The versus or comparative post

When researching products, consumers often use a sort of shorthand in search engines – this vs that.  The comparative or versus (vs) post is a great way to pick up search engine traffic based on common product comparisons people are likely to make.  This type of article is very popular for technology and software, to help customers weigh up the pros and cons of different options:

  • Xero vs MYOB
  • Macbook Pro vs Microsoft Surface Pro
  • Canon vs Nikon DSLR
  • Gas vs induction cooktop
  • Paleo vs Atkins

The usual format is to write about each option in turn and then in a summary, make a recommendation on which in your opinion is best. Sometimes you can use a ratings system or even ‘crowd source’ some content for this style of post by surveying your customers.

The tutorial or how to post

The how to or tutorial post is full of valuable, practical information about how to get something done.  “How to” is a very popular search prefix and you can harness the power of long tail keywords by using it in your blog title, to address questions that your prospective customers might have:

  • How to get started blogging for business (see what I did there?)
  • How to build your new home for under $200,000
  • How to cut 12 years off your home loan
  • How to remove wine stains from an acrylic bench
  • How to outsource your chores and free up your time

Most people have a thirst for knowledge and it’s very tempting to find out how to do all sorts of things if the information is out there.  How to posts appeal to those of us who always want to know the best way to do everything.

Some business owners worry that if they freely give away information in the form of a tutorial or how to post, their potential customers will have no reason to come to them or their competitors will have access to their intellectual property.  Of course, you don’t reveal your trade secrets in this type of blog (unless you are supremely confident that no one can bring the magic that you can!). But by giving away just enough valuable information, you’re really proving why you are the ‘go-to’ expert in your game.

Ready to get started?

Blogging for business is not as scary as it seems. As with almost everything else, regular practice is the only way you’ll grow confident in your ability to blog.

To get started:

  • Commit to a regular schedule of posting a blog article to your website – make it an achievable goal: for example monthly to start with, until you get your confidence up
  • Develop a list of topics in advance so you are never stuck for content
  • Start with a post format you feel comfortable with, such as a listicle
  • Don’t forget to share your content via social media or email marketing to help others find it

If you want to help your website be found in search; lift your reputation as an expert in what you do; build a relationship with customers before they even come in contact with you; and build your brand cost-effectively – it’s time to start blogging for your business.

Need some help planning your blogging domination?

Talk to us about developing a content marketing plan for your business - call 0404 086 140 or drop us a line

[handsometestimonial single_random=”yes” template=”1″ ]

Swiss Army Knife

How to become the MacGyver of Content Marketing
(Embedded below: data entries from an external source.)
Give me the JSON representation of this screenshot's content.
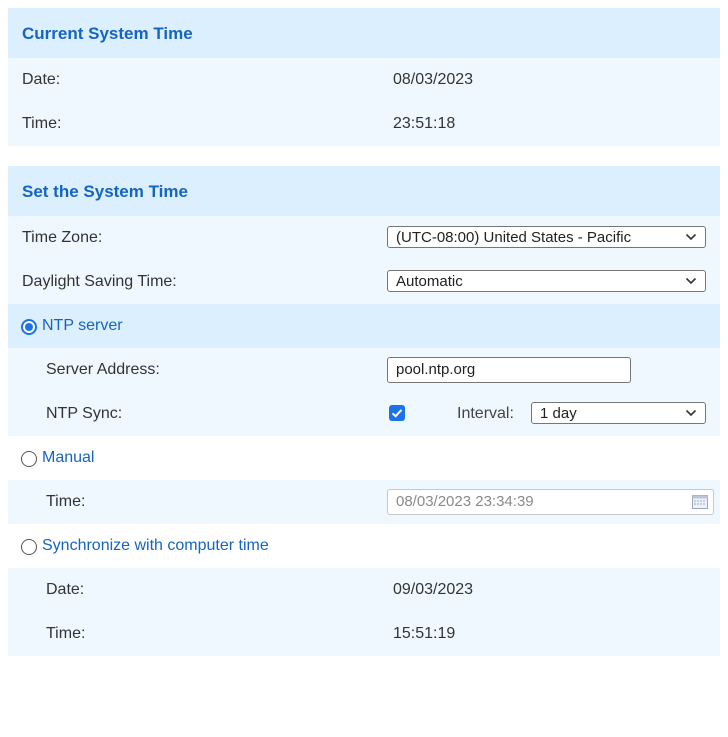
{
  "current": {
    "title": "Current System Time",
    "date_label": "Date:",
    "date_value": "08/03/2023",
    "time_label": "Time:",
    "time_value": "23:51:18"
  },
  "set": {
    "title": "Set the System Time",
    "timezone_label": "Time Zone:",
    "timezone_value": "(UTC-08:00) United States - Pacific",
    "dst_label": "Daylight Saving Time:",
    "dst_value": "Automatic",
    "ntp": {
      "label": "NTP server",
      "selected": true,
      "server_label": "Server Address:",
      "server_value": "pool.ntp.org",
      "sync_label": "NTP Sync:",
      "sync_checked": true,
      "interval_label": "Interval:",
      "interval_value": "1 day"
    },
    "manual": {
      "label": "Manual",
      "selected": false,
      "time_label": "Time:",
      "time_value": "08/03/2023 23:34:39"
    },
    "computer": {
      "label": "Synchronize with computer time",
      "selected": false,
      "date_label": "Date:",
      "date_value": "09/03/2023",
      "time_label": "Time:",
      "time_value": "15:51:19"
    }
  },
  "colors": {
    "header_bg": "#dcefff",
    "row_light": "#f0f8ff",
    "accent": "#1565c0",
    "control_blue": "#1a73e8"
  },
  "icons": {
    "dropdown": "chevron-down-icon",
    "calendar": "calendar-icon",
    "check": "check-icon"
  }
}
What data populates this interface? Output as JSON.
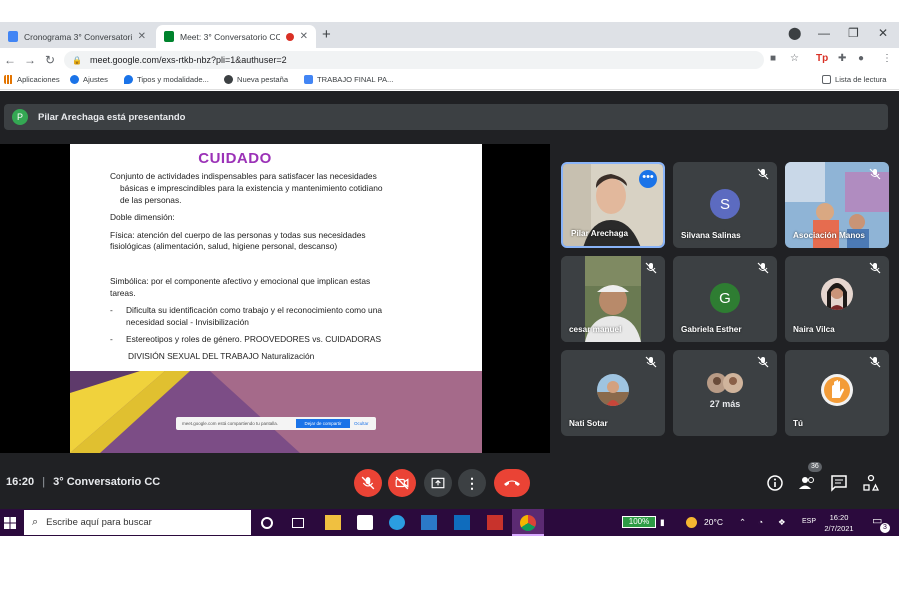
{
  "browser": {
    "tabs": [
      {
        "title": "Cronograma 3° Conversatorio CC",
        "icon": "docs-icon",
        "active": false
      },
      {
        "title": "Meet: 3° Conversatorio CC",
        "icon": "meet-icon",
        "active": true
      }
    ],
    "url": "meet.google.com/exs-rtkb-nbz?pli=1&authuser=2",
    "bookmarks": [
      {
        "label": "Aplicaciones",
        "icon": "apps-grid-icon"
      },
      {
        "label": "Ajustes",
        "icon": "gear-icon"
      },
      {
        "label": "Tipos y modalidade...",
        "icon": "drop-icon"
      },
      {
        "label": "Nueva pestaña",
        "icon": "globe-icon"
      },
      {
        "label": "TRABAJO FINAL PA...",
        "icon": "docs-icon"
      }
    ],
    "reading_list": "Lista de lectura"
  },
  "meet": {
    "presenter_initial": "P",
    "presenting_banner": "Pilar Arechaga está presentando",
    "slide": {
      "title": "CUIDADO",
      "lines": [
        "Conjunto de actividades indispensables para satisfacer las necesidades",
        "básicas e imprescindibles para la existencia y mantenimiento cotidiano",
        "de las personas.",
        "Doble dimensión:",
        "Física: atención del cuerpo de las personas y todas sus necesidades",
        "fisiológicas (alimentación, salud, higiene personal, descanso)",
        "Simbólica: por el componente afectivo y emocional que implican estas",
        "tareas.",
        "Dificulta su identificación como trabajo y el reconocimiento como una",
        "necesidad social - Invisibilización",
        "Estereotipos y roles de género. PROOVEDORES vs. CUIDADORAS",
        "DIVISIÓN SEXUAL DEL TRABAJO Naturalización"
      ],
      "bullet": "-",
      "share_notice": "meet.google.com está compartiendo tu pantalla.",
      "share_stop": "Dejar de compartir",
      "share_hide": "Ocultar"
    },
    "participants": [
      {
        "name": "Pilar Arechaga",
        "type": "video",
        "muted": false,
        "more": "•••"
      },
      {
        "name": "Silvana Salinas",
        "type": "letter",
        "letter": "S",
        "color": "#5c6bc0",
        "muted": true
      },
      {
        "name": "Asociación Manos",
        "type": "video",
        "muted": true
      },
      {
        "name": "cesar manuel",
        "type": "video",
        "muted": true
      },
      {
        "name": "Gabriela Esther",
        "type": "letter",
        "letter": "G",
        "color": "#2e7d32",
        "muted": true
      },
      {
        "name": "Naira Vilca",
        "type": "photo",
        "muted": false
      },
      {
        "name": "Nati Sotar",
        "type": "photo",
        "muted": true
      },
      {
        "name": "27 más",
        "type": "group",
        "muted": true
      },
      {
        "name": "Tú",
        "type": "photo",
        "muted": true
      }
    ],
    "time": "16:20",
    "meeting_title": "3° Conversatorio CC",
    "separator": "|",
    "people_count": "36"
  },
  "taskbar": {
    "search_placeholder": "Escribe aquí para buscar",
    "battery": "100%",
    "temperature": "20°C",
    "language": "ESP",
    "clock_time": "16:20",
    "clock_date": "2/7/2021",
    "notification_count": "3"
  },
  "colors": {
    "meet_bg": "#202124",
    "tile_bg": "#3c4043",
    "danger": "#ea4335",
    "accent": "#1a73e8",
    "slide_title": "#9b32b7",
    "taskbar_bg": "#2b0a3d"
  }
}
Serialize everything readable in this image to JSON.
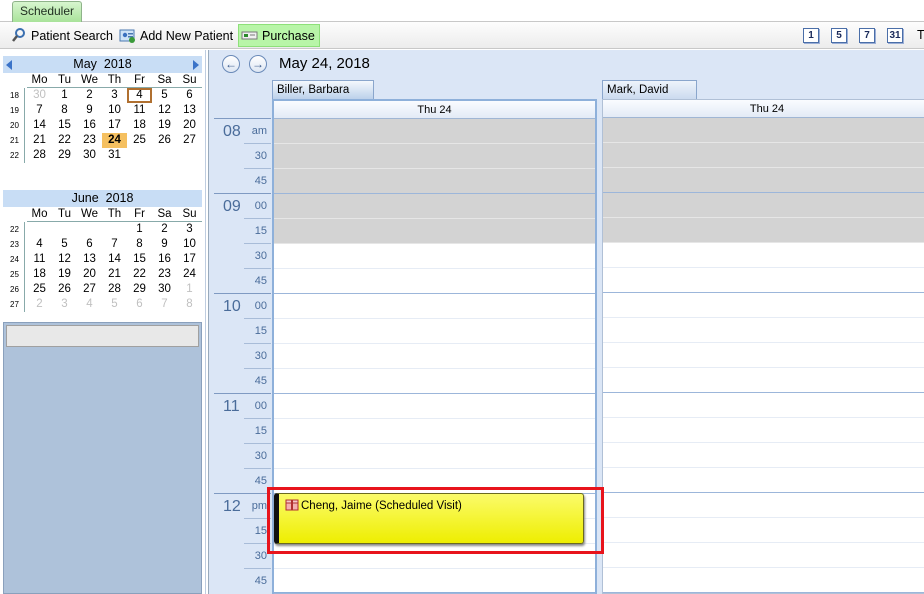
{
  "tabs": [
    {
      "label": "Scheduler"
    }
  ],
  "toolbar": {
    "patient_search": "Patient Search",
    "add_new_patient": "Add New Patient",
    "purchase": "Purchase",
    "view_buttons": [
      "1",
      "5",
      "7",
      "31"
    ],
    "trailing_char": "T"
  },
  "mini_calendars": [
    {
      "month": "May",
      "year": "2018",
      "dow": [
        "Mo",
        "Tu",
        "We",
        "Th",
        "Fr",
        "Sa",
        "Su"
      ],
      "weeks": [
        {
          "wk": "18",
          "days": [
            "30",
            "1",
            "2",
            "3",
            "4",
            "5",
            "6"
          ]
        },
        {
          "wk": "19",
          "days": [
            "7",
            "8",
            "9",
            "10",
            "11",
            "12",
            "13"
          ]
        },
        {
          "wk": "20",
          "days": [
            "14",
            "15",
            "16",
            "17",
            "18",
            "19",
            "20"
          ]
        },
        {
          "wk": "21",
          "days": [
            "21",
            "22",
            "23",
            "24",
            "25",
            "26",
            "27"
          ]
        },
        {
          "wk": "22",
          "days": [
            "28",
            "29",
            "30",
            "31",
            "",
            "",
            ""
          ]
        }
      ]
    },
    {
      "month": "June",
      "year": "2018",
      "dow": [
        "Mo",
        "Tu",
        "We",
        "Th",
        "Fr",
        "Sa",
        "Su"
      ],
      "weeks": [
        {
          "wk": "22",
          "days": [
            "",
            "",
            "",
            "",
            "1",
            "2",
            "3"
          ]
        },
        {
          "wk": "23",
          "days": [
            "4",
            "5",
            "6",
            "7",
            "8",
            "9",
            "10"
          ]
        },
        {
          "wk": "24",
          "days": [
            "11",
            "12",
            "13",
            "14",
            "15",
            "16",
            "17"
          ]
        },
        {
          "wk": "25",
          "days": [
            "18",
            "19",
            "20",
            "21",
            "22",
            "23",
            "24"
          ]
        },
        {
          "wk": "26",
          "days": [
            "25",
            "26",
            "27",
            "28",
            "29",
            "30",
            "1"
          ]
        },
        {
          "wk": "27",
          "days": [
            "2",
            "3",
            "4",
            "5",
            "6",
            "7",
            "8"
          ]
        }
      ]
    }
  ],
  "scheduler": {
    "date_title": "May 24, 2018",
    "hours": [
      {
        "hour": "08",
        "slots": [
          "am",
          "30",
          "45"
        ]
      },
      {
        "hour": "09",
        "slots": [
          "00",
          "15",
          "30",
          "45"
        ]
      },
      {
        "hour": "10",
        "slots": [
          "00",
          "15",
          "30",
          "45"
        ]
      },
      {
        "hour": "11",
        "slots": [
          "00",
          "15",
          "30",
          "45"
        ]
      },
      {
        "hour": "12",
        "slots": [
          "pm",
          "15",
          "30",
          "45"
        ]
      }
    ],
    "resources": [
      {
        "name": "Biller, Barbara",
        "day": "Thu 24"
      },
      {
        "name": "Mark, David",
        "day": "Thu 24"
      }
    ],
    "appointment": {
      "label": "Cheng, Jaime (Scheduled Visit)"
    }
  },
  "colors": {
    "appointment": "#eeee00",
    "highlight": "#e8141c",
    "today_fill": "#f5c060",
    "busy_slot": "#d3d3d3"
  }
}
| Content Marketing, Hook and Loop | No Comments
Content Marketing: What would MacGyver do? Remember MacGyver?  The super-resourceful secret agent escaped a constant barrage of sticky situations, using only the tools he could grab on the run (and his trusty…
Bad Web Content is the Elephant in the room

3 major web content mistakes (and fixes)
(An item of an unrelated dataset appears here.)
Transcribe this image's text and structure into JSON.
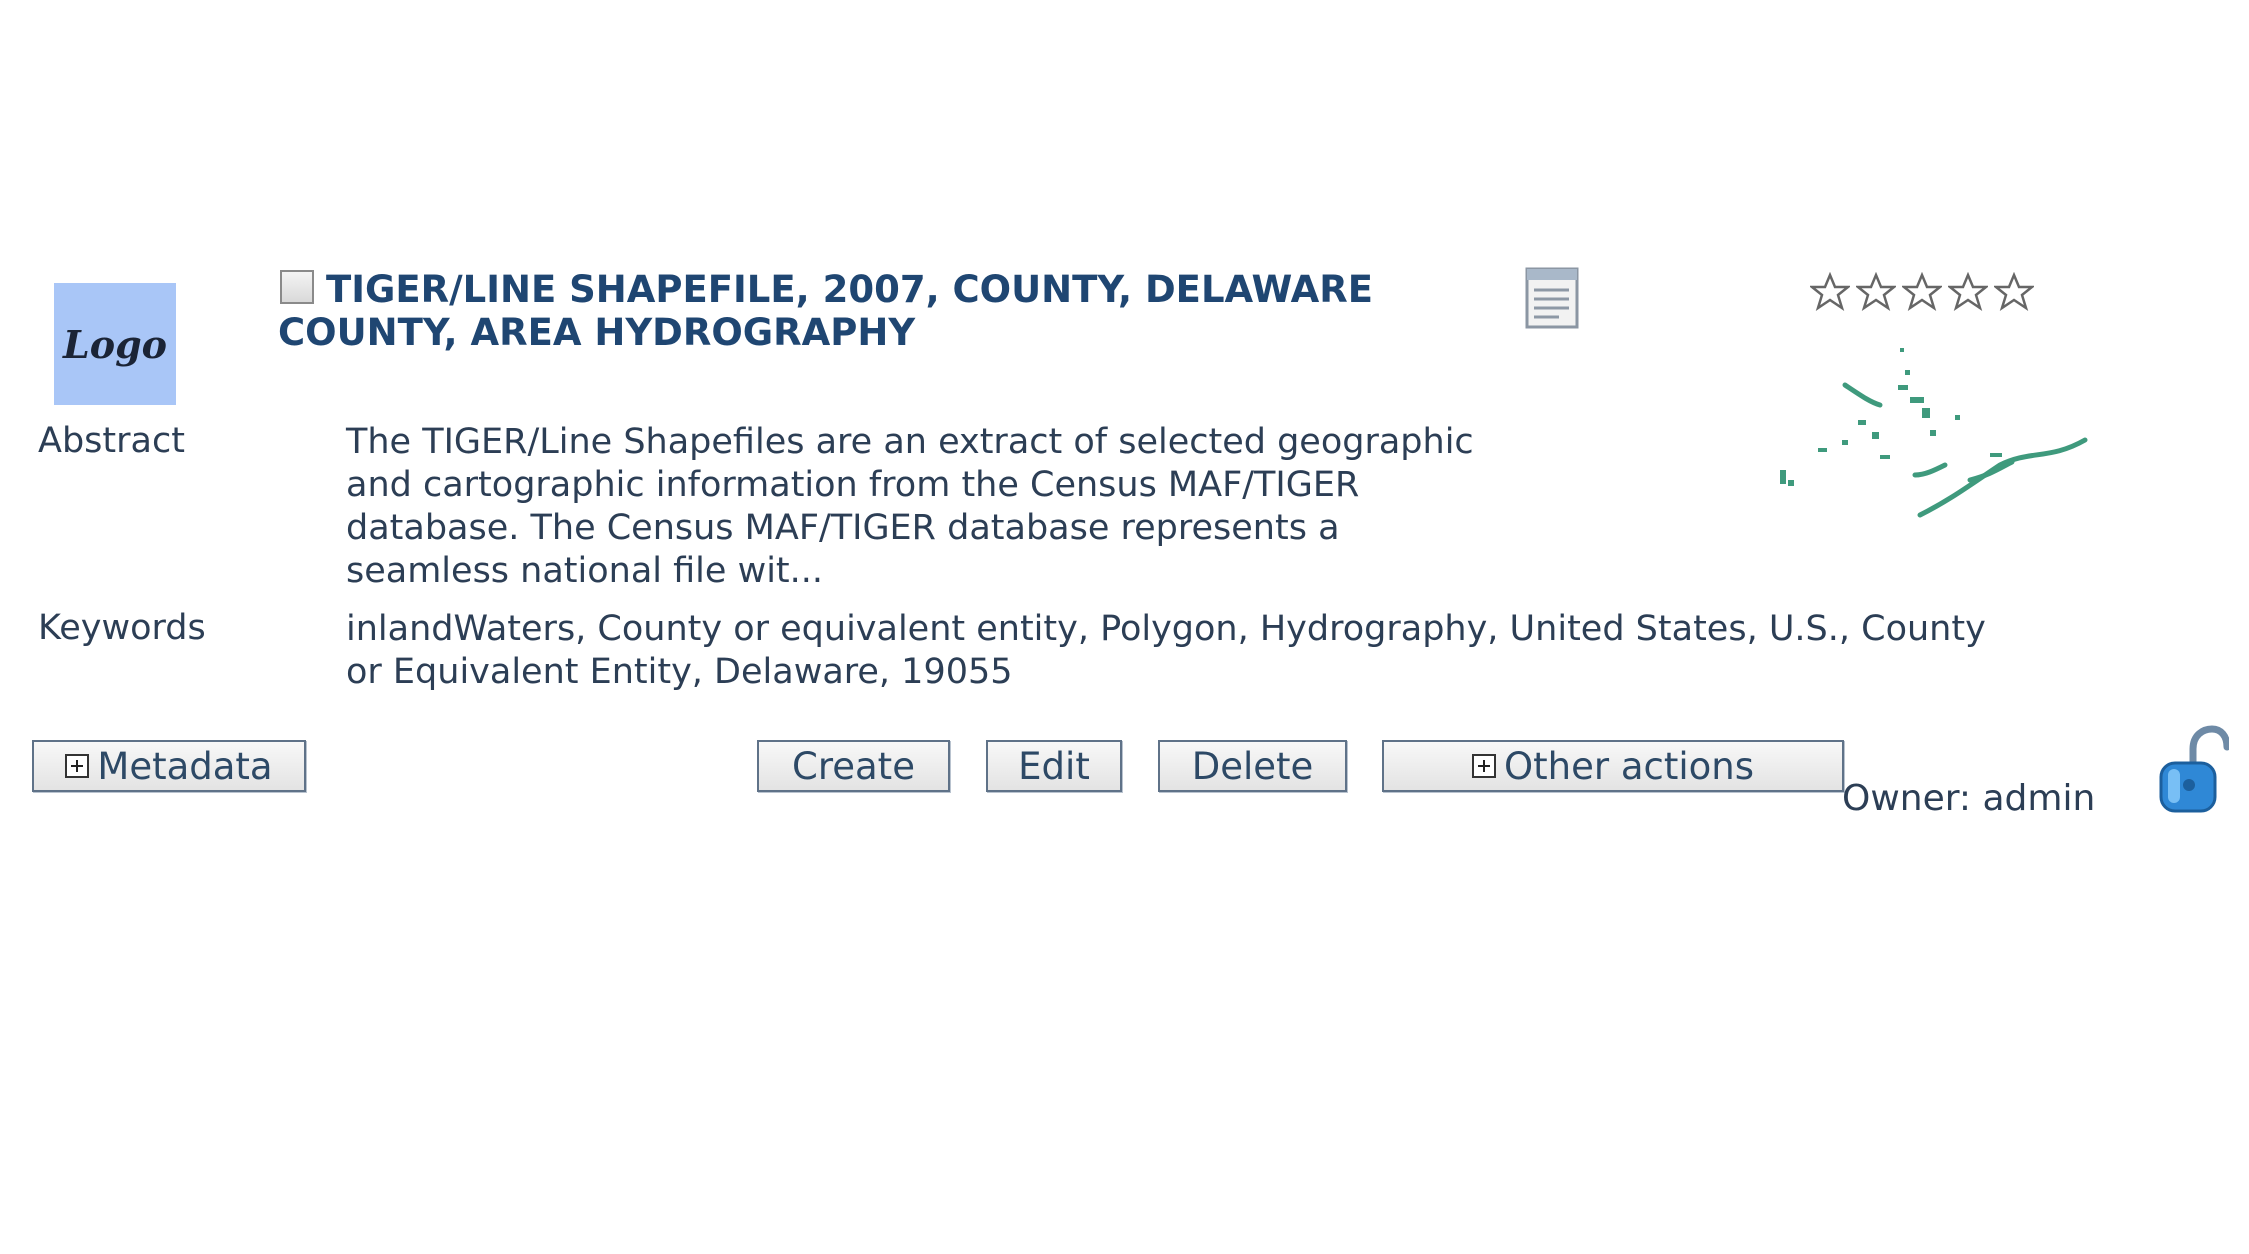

| Content Marketing, Hook and Loop, Websites | No Comments
3 major web content mistakes (and fixes) We’ve all experienced the frustration of going to a website that looks nice enough – but you can’t for the life of you…
Polish Street Map

How to develop a Content Marketing Plan for small business
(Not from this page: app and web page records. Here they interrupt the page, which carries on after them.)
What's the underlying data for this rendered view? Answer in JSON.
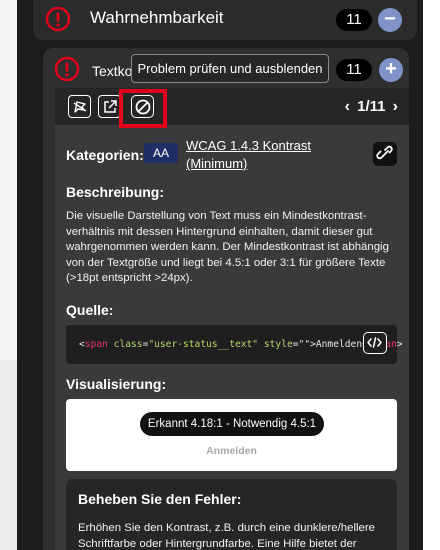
{
  "category": {
    "title": "Wahrnehmbarkeit",
    "count": "11",
    "toggle": "−"
  },
  "issue": {
    "title": "Textko",
    "count": "11",
    "toggle": "+"
  },
  "tooltip": "Problem prüfen und ausblenden",
  "toolbar": {
    "pager": "1/11",
    "prev": "‹",
    "next": "›"
  },
  "details": {
    "categories_label": "Kategorien:",
    "level_badge": "AA",
    "wcag_link": "WCAG 1.4.3 Kontrast (Minimum)",
    "description_label": "Beschreibung:",
    "description": "Die visuelle Darstellung von Text muss ein Mindestkontrast-verhältnis mit dessen Hintergrund einhalten, damit dieser gut wahrgenommen werden kann. Der Mindestkontrast ist abhängig von der Textgröße und liegt bei 4.5:1 oder 3:1 für größere Texte (>18pt entspricht >24px).",
    "source_label": "Quelle:",
    "source_code": {
      "open_bracket": "<",
      "tag": "span",
      "attr1": "class",
      "val1": "\"user-status__text\"",
      "attr2": "style",
      "val2": "\"\"",
      "content": ">Anmelden</",
      "close_tag": "span",
      "close_bracket": ">"
    },
    "visualization_label": "Visualisierung:",
    "contrast": "Erkannt 4.18:1 - Notwendig 4.5:1",
    "sample_text": "Anmelden",
    "fix_title": "Beheben Sie den Fehler:",
    "fix_text": "Erhöhen Sie den Kontrast, z.B. durch eine dunklere/hellere Schriftfarbe oder Hintergrundfarbe. Eine Hilfe bietet der"
  },
  "colors": {
    "alert_red": "#e3001b",
    "accent_blue": "#7f93c9",
    "badge_navy": "#1f2e66",
    "code_tag": "#e8336b",
    "code_attr": "#b4d86a"
  },
  "icons": {
    "alert": "exclamation-circle-icon",
    "ignore": "flag-ignore-icon",
    "open": "external-link-icon",
    "hide": "block-icon",
    "link": "chain-link-icon",
    "code": "code-brackets-icon"
  }
}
| Content Marketing, Small to Medium Business Marketing | No Comments
How to develop a Content Marketing Plan for small business In Part 1 of this series, we looked at What is Content Marketing and in the second part we delved…

Leave a Reply